Every once in a while, I am prompted to ask the question, “How long can this go on?” I asked that in 1987 when interest rates went up 40% yet the stock market, which was also up 40%+ was still going up; I asked it in 1999 during the tech bubble when valuations seemed not to matter anymore and in the 2000s when people just kept on increasing their borrowing on credit cards, second mortgages, etc. and then even retirement plans. Now I am asking that about low rates on the safest of bonds.
On January 2nd, US Treasury rates were:
90 day 0.08%
1 yr 0.15%
5 yr 0.76%
10 yr 1.86%
20 yr 2.63%
Source: US Treasury
All but the 20 year rate are below the rate of inflation. In effect, investors are losing money by buying treasuries at current rates. This cannot be a long-term condition, but one with a finite shelf life that I think is now expired.
Similarly, the rate on the Moodys’ AAA seasoned corporate bond yield index is 3.77%. The long-term average is 7.47% (Source: Y Charts). Even on high-yield debt the spread between high yield debt and treasuries is very small.
The question is then, what do you do with bond money right now?
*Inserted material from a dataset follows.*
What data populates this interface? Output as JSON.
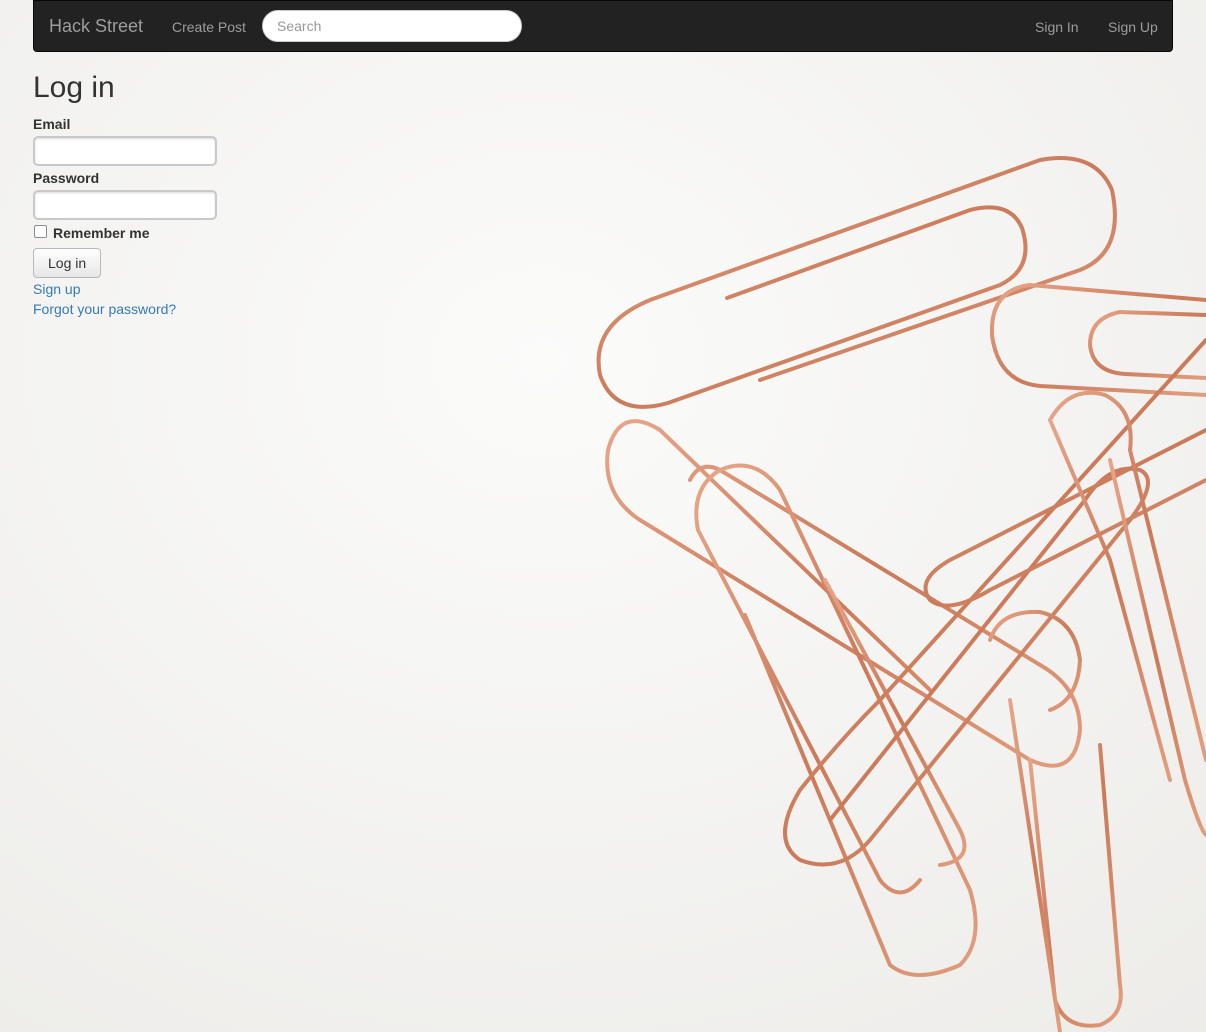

In just the first two trading days of 2013 the best general bond funds like the PIMCO Total Return Fund lost 0.5%. How much more might they lose this year?
Point 3 is that retail investors, afraid of stocks, have been pouring money into bonds since 2009. Rarely, is it a good idea to follow the retail investor. They have a very predictable record of putting the most money into things near their top.
I have some ideas on where to put that bond money but when an asset class is poised to lose money, where to put it instead is not the first decision. Getting out of a money-losing situation and putting it into cash is the first item on the agenda, then we can talk about where it might be better invested.
Bonds have traditionally played the role of volatility dampener in a portfolio. That may not be the case in 2013.